--- Task prompt ---
Return a copy of every line in the records that includes the word "structured".

--- Source data ---
☆ ☆ ☆ ☆ ☆ ☆ ☆

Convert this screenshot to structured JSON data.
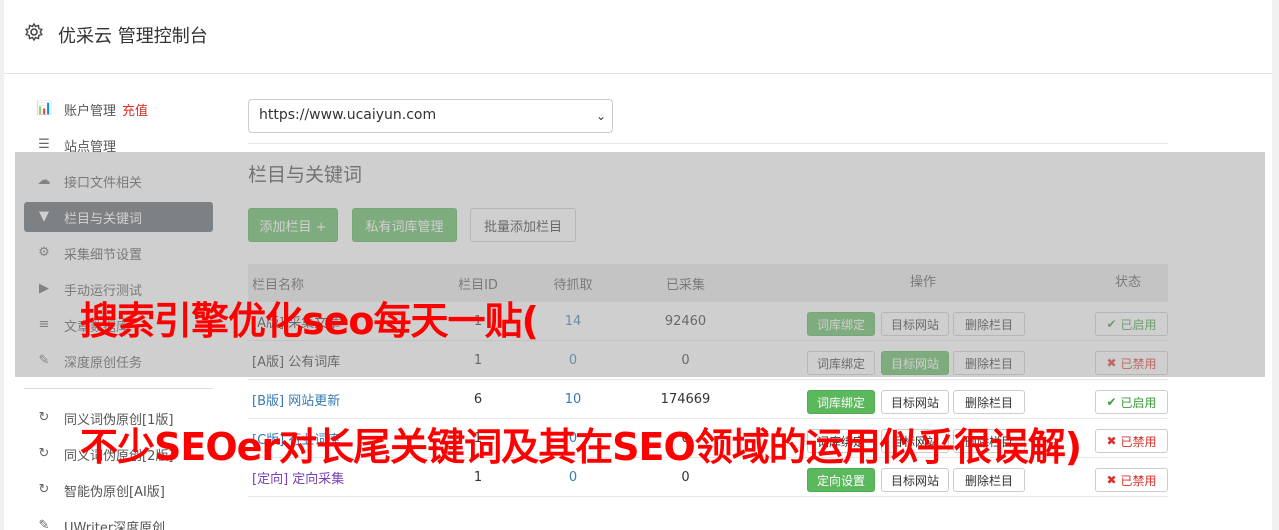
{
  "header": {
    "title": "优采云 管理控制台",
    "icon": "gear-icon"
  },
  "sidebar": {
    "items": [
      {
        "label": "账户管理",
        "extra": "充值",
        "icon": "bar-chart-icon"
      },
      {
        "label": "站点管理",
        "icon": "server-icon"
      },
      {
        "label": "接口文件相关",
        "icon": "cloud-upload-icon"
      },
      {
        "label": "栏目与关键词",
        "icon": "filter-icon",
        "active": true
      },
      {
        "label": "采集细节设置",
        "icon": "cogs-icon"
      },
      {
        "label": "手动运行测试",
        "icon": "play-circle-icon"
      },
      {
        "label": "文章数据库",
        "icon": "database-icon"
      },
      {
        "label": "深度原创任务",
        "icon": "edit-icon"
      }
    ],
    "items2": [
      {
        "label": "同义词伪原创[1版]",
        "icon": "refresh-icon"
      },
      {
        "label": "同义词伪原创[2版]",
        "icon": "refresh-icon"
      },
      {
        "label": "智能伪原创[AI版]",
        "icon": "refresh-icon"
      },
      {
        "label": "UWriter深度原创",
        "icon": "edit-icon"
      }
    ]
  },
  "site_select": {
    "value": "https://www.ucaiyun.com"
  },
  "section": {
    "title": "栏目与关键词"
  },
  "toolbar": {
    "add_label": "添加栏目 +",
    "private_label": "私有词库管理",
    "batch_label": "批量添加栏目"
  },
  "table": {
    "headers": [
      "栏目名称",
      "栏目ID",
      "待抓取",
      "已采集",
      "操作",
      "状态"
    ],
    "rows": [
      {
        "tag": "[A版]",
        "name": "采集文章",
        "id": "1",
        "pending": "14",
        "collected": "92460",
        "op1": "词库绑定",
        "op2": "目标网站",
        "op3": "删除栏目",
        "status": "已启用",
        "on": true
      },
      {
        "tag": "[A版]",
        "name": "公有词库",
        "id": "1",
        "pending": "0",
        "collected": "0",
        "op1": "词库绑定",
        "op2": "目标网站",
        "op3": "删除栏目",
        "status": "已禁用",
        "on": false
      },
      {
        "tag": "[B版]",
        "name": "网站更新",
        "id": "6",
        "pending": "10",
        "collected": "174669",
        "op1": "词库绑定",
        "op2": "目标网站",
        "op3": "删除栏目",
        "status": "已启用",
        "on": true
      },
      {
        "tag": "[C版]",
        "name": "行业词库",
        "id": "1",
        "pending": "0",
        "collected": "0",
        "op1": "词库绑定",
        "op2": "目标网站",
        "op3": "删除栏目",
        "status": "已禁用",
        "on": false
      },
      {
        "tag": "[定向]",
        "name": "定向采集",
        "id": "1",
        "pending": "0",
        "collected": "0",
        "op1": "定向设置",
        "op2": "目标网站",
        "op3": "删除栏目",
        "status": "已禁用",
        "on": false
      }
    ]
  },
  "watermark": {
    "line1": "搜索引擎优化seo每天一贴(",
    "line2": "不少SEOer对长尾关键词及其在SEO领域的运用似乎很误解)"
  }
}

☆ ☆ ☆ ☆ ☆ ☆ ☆

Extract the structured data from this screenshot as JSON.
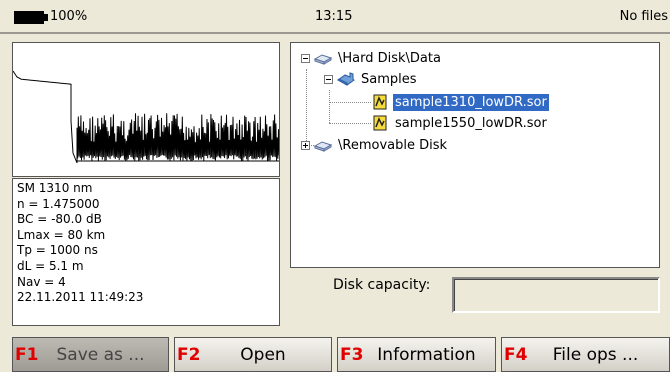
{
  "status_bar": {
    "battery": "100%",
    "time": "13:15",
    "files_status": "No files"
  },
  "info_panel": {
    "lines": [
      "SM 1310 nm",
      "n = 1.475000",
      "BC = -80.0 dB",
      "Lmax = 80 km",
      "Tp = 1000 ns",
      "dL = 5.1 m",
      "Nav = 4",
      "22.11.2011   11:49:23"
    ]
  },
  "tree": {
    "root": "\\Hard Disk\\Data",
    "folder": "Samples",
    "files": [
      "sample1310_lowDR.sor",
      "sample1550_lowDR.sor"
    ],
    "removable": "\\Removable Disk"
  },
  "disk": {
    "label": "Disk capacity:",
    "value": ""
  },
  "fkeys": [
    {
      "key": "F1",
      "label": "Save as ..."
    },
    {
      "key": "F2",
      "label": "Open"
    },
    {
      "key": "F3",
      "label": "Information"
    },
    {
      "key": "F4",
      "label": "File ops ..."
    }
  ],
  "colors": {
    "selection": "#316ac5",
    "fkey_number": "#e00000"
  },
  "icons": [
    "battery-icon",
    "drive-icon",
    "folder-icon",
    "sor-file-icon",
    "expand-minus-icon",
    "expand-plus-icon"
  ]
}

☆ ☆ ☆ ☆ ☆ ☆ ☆

--- Solution for this exercise ---
Convert this screenshot to structured JSON data.
Extract the structured data from this screenshot as JSON.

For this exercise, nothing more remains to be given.